    "All of us want to become something useful, whatever we can do," she says. "This is actually Russia's war against the whole civilized world. They are defying the basic principles of international law and simple human decency with what they are doing now. And if they are not stopped here in Ukraine, they will go further."

    Inna's tweet

    An evacuee crisis

    Olga Tokariuk is a Ukrainian freelance journalist based in Kyiv. She is now in the western part of the country with her husband and their six-year-old daughter.

    She says the world needs to know what is happening in Ukraine.

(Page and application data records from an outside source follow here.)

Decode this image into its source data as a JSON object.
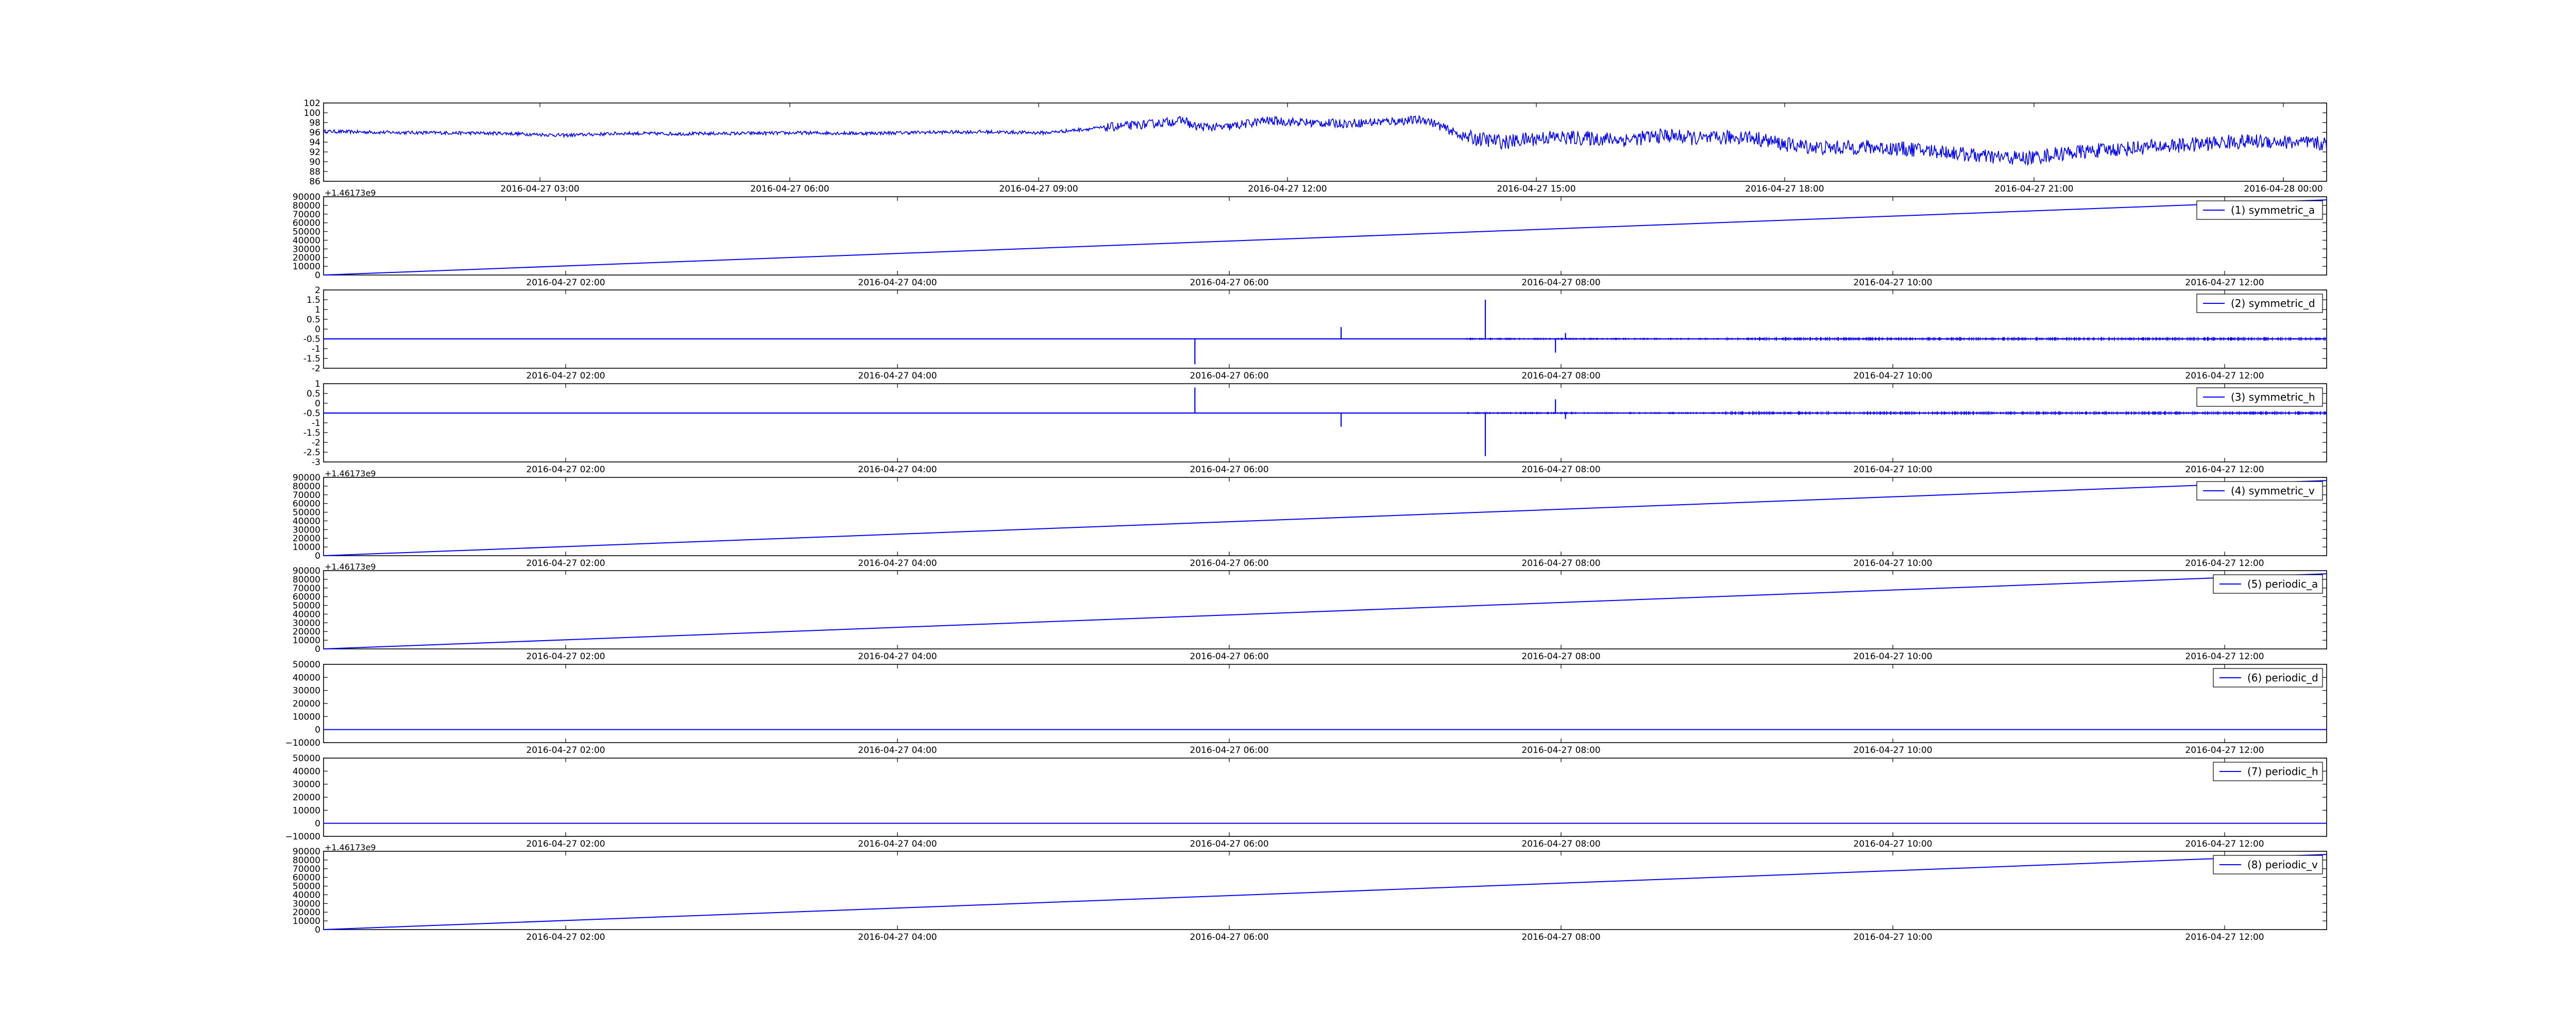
{
  "chart_data": [
    {
      "type": "line",
      "series": [
        {
          "name": "",
          "color": "#0000ff"
        }
      ],
      "x_tick_labels": [
        "2016-04-27 03:00",
        "2016-04-27 06:00",
        "2016-04-27 09:00",
        "2016-04-27 12:00",
        "2016-04-27 15:00",
        "2016-04-27 18:00",
        "2016-04-27 21:00",
        "2016-04-28 00:00"
      ],
      "xlim": [
        "2016-04-27 00:23",
        "2016-04-28 00:35"
      ],
      "y_ticks": [
        86,
        88,
        90,
        92,
        94,
        96,
        98,
        100,
        102
      ],
      "ylim": [
        86,
        102
      ],
      "values_approx": [
        [
          0.0,
          96.2
        ],
        [
          0.03,
          96.0
        ],
        [
          0.06,
          95.9
        ],
        [
          0.09,
          95.8
        ],
        [
          0.12,
          95.4
        ],
        [
          0.15,
          95.8
        ],
        [
          0.18,
          95.7
        ],
        [
          0.21,
          95.8
        ],
        [
          0.24,
          95.9
        ],
        [
          0.27,
          95.8
        ],
        [
          0.3,
          96.0
        ],
        [
          0.33,
          96.1
        ],
        [
          0.36,
          95.9
        ],
        [
          0.39,
          97.0
        ],
        [
          0.41,
          97.6
        ],
        [
          0.43,
          98.5
        ],
        [
          0.434,
          97.2
        ],
        [
          0.45,
          97.0
        ],
        [
          0.47,
          98.4
        ],
        [
          0.49,
          98.0
        ],
        [
          0.51,
          97.8
        ],
        [
          0.53,
          98.2
        ],
        [
          0.55,
          98.6
        ],
        [
          0.57,
          95.0
        ],
        [
          0.59,
          94.0
        ],
        [
          0.61,
          95.0
        ],
        [
          0.63,
          94.8
        ],
        [
          0.65,
          94.5
        ],
        [
          0.67,
          95.4
        ],
        [
          0.69,
          94.6
        ],
        [
          0.71,
          95.2
        ],
        [
          0.73,
          93.5
        ],
        [
          0.75,
          92.8
        ],
        [
          0.77,
          93.0
        ],
        [
          0.79,
          92.6
        ],
        [
          0.81,
          92.0
        ],
        [
          0.83,
          91.0
        ],
        [
          0.85,
          90.7
        ],
        [
          0.87,
          91.8
        ],
        [
          0.89,
          92.4
        ],
        [
          0.91,
          93.0
        ],
        [
          0.93,
          93.4
        ],
        [
          0.95,
          94.0
        ],
        [
          0.97,
          94.2
        ],
        [
          1.0,
          93.6
        ]
      ]
    },
    {
      "type": "line",
      "offset_text": "+1.46173e9",
      "legend": "(1) symmetric_a",
      "series": [
        {
          "name": "(1) symmetric_a",
          "color": "#0000ff"
        }
      ],
      "x_tick_labels": [
        "2016-04-27 02:00",
        "2016-04-27 04:00",
        "2016-04-27 06:00",
        "2016-04-27 08:00",
        "2016-04-27 10:00",
        "2016-04-27 12:00"
      ],
      "xlim": [
        "2016-04-27 00:43",
        "2016-04-27 12:46"
      ],
      "y_ticks": [
        0,
        10000,
        20000,
        30000,
        40000,
        50000,
        60000,
        70000,
        80000,
        90000
      ],
      "ylim": [
        0,
        90000
      ],
      "values_approx": [
        [
          0,
          0
        ],
        [
          1,
          86400
        ]
      ]
    },
    {
      "type": "line",
      "legend": "(2) symmetric_d",
      "series": [
        {
          "name": "(2) symmetric_d",
          "color": "#0000ff"
        }
      ],
      "x_tick_labels": [
        "2016-04-27 02:00",
        "2016-04-27 04:00",
        "2016-04-27 06:00",
        "2016-04-27 08:00",
        "2016-04-27 10:00",
        "2016-04-27 12:00"
      ],
      "xlim": [
        "2016-04-27 00:43",
        "2016-04-27 12:46"
      ],
      "y_ticks": [
        -2.0,
        -1.5,
        -1.0,
        -0.5,
        0.0,
        0.5,
        1.0,
        1.5,
        2.0
      ],
      "ylim": [
        -2.0,
        2.0
      ],
      "baseline": -0.5,
      "spikes": [
        [
          0.435,
          -1.8
        ],
        [
          0.508,
          0.1
        ],
        [
          0.58,
          1.5
        ],
        [
          0.615,
          -1.2
        ],
        [
          0.62,
          -0.2
        ]
      ]
    },
    {
      "type": "line",
      "legend": "(3) symmetric_h",
      "series": [
        {
          "name": "(3) symmetric_h",
          "color": "#0000ff"
        }
      ],
      "x_tick_labels": [
        "2016-04-27 02:00",
        "2016-04-27 04:00",
        "2016-04-27 06:00",
        "2016-04-27 08:00",
        "2016-04-27 10:00",
        "2016-04-27 12:00"
      ],
      "xlim": [
        "2016-04-27 00:43",
        "2016-04-27 12:46"
      ],
      "y_ticks": [
        -3.0,
        -2.5,
        -2.0,
        -1.5,
        -1.0,
        -0.5,
        0.0,
        0.5,
        1.0
      ],
      "ylim": [
        -3.0,
        1.0
      ],
      "baseline": -0.5,
      "spikes": [
        [
          0.435,
          0.8
        ],
        [
          0.508,
          -1.2
        ],
        [
          0.58,
          -2.7
        ],
        [
          0.615,
          0.2
        ],
        [
          0.62,
          -0.8
        ]
      ]
    },
    {
      "type": "line",
      "offset_text": "+1.46173e9",
      "legend": "(4) symmetric_v",
      "series": [
        {
          "name": "(4) symmetric_v",
          "color": "#0000ff"
        }
      ],
      "x_tick_labels": [
        "2016-04-27 02:00",
        "2016-04-27 04:00",
        "2016-04-27 06:00",
        "2016-04-27 08:00",
        "2016-04-27 10:00",
        "2016-04-27 12:00"
      ],
      "xlim": [
        "2016-04-27 00:43",
        "2016-04-27 12:46"
      ],
      "y_ticks": [
        0,
        10000,
        20000,
        30000,
        40000,
        50000,
        60000,
        70000,
        80000,
        90000
      ],
      "ylim": [
        0,
        90000
      ],
      "values_approx": [
        [
          0,
          0
        ],
        [
          1,
          86400
        ]
      ]
    },
    {
      "type": "line",
      "offset_text": "+1.46173e9",
      "legend": "(5) periodic_a",
      "series": [
        {
          "name": "(5) periodic_a",
          "color": "#0000ff"
        }
      ],
      "x_tick_labels": [
        "2016-04-27 02:00",
        "2016-04-27 04:00",
        "2016-04-27 06:00",
        "2016-04-27 08:00",
        "2016-04-27 10:00",
        "2016-04-27 12:00"
      ],
      "xlim": [
        "2016-04-27 00:43",
        "2016-04-27 12:46"
      ],
      "y_ticks": [
        0,
        10000,
        20000,
        30000,
        40000,
        50000,
        60000,
        70000,
        80000,
        90000
      ],
      "ylim": [
        0,
        90000
      ],
      "values_approx": [
        [
          0,
          0
        ],
        [
          1,
          86400
        ]
      ]
    },
    {
      "type": "line",
      "legend": "(6) periodic_d",
      "series": [
        {
          "name": "(6) periodic_d",
          "color": "#0000ff"
        }
      ],
      "x_tick_labels": [
        "2016-04-27 02:00",
        "2016-04-27 04:00",
        "2016-04-27 06:00",
        "2016-04-27 08:00",
        "2016-04-27 10:00",
        "2016-04-27 12:00"
      ],
      "xlim": [
        "2016-04-27 00:43",
        "2016-04-27 12:46"
      ],
      "y_ticks": [
        -10000,
        0,
        10000,
        20000,
        30000,
        40000,
        50000
      ],
      "y_tick_labels": [
        "−10000",
        "0",
        "10000",
        "20000",
        "30000",
        "40000",
        "50000"
      ],
      "ylim": [
        -10000,
        50000
      ],
      "values_approx": [
        [
          0,
          0
        ],
        [
          1,
          0
        ]
      ]
    },
    {
      "type": "line",
      "legend": "(7) periodic_h",
      "series": [
        {
          "name": "(7) periodic_h",
          "color": "#0000ff"
        }
      ],
      "x_tick_labels": [
        "2016-04-27 02:00",
        "2016-04-27 04:00",
        "2016-04-27 06:00",
        "2016-04-27 08:00",
        "2016-04-27 10:00",
        "2016-04-27 12:00"
      ],
      "xlim": [
        "2016-04-27 00:43",
        "2016-04-27 12:46"
      ],
      "y_ticks": [
        -10000,
        0,
        10000,
        20000,
        30000,
        40000,
        50000
      ],
      "y_tick_labels": [
        "−10000",
        "0",
        "10000",
        "20000",
        "30000",
        "40000",
        "50000"
      ],
      "ylim": [
        -10000,
        50000
      ],
      "values_approx": [
        [
          0,
          0
        ],
        [
          1,
          0
        ]
      ]
    },
    {
      "type": "line",
      "offset_text": "+1.46173e9",
      "legend": "(8) periodic_v",
      "series": [
        {
          "name": "(8) periodic_v",
          "color": "#0000ff"
        }
      ],
      "x_tick_labels": [
        "2016-04-27 02:00",
        "2016-04-27 04:00",
        "2016-04-27 06:00",
        "2016-04-27 08:00",
        "2016-04-27 10:00",
        "2016-04-27 12:00"
      ],
      "xlim": [
        "2016-04-27 00:43",
        "2016-04-27 12:46"
      ],
      "y_ticks": [
        0,
        10000,
        20000,
        30000,
        40000,
        50000,
        60000,
        70000,
        80000,
        90000
      ],
      "ylim": [
        0,
        90000
      ],
      "values_approx": [
        [
          0,
          0
        ],
        [
          1,
          86400
        ]
      ]
    }
  ]
}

    online interview Olga Tokariuk
    Olga Tokariuk says people want to contribute to the defense of Ukraine in whatever way they can.

    Tokariuk also covers the evacuee situation. The UN Refugee Agency says more than one million people have fled Ukraine to neighboring countries. Many others have left their homes behind to seek refuge in what they hope is a safer region of the country. But Tokariuk says even evacuating is a challenge.

    "For many people, the only way to leave is by train, but it’s not safe to go to the station, and there aren’t enough trains for everyone who wants to leave," she says.

    Those who make it there find carriages so crammed that they have to travel standing up. That can mean close to 20 hours on their feet.

    Tokariuk says her engineer husband is planning to enlist to fight the Russian forces.

    "Of course I’m worried," she says, "but I can understand his decision. Everyone wants to contribute to the defense of Ukraine in whatever way they can."

    Olga's tweet

    And, she says, she hopes that feeling extends beyond the country's borders: "Hopefully all of the world will help us, so one day my husband will be building houses again."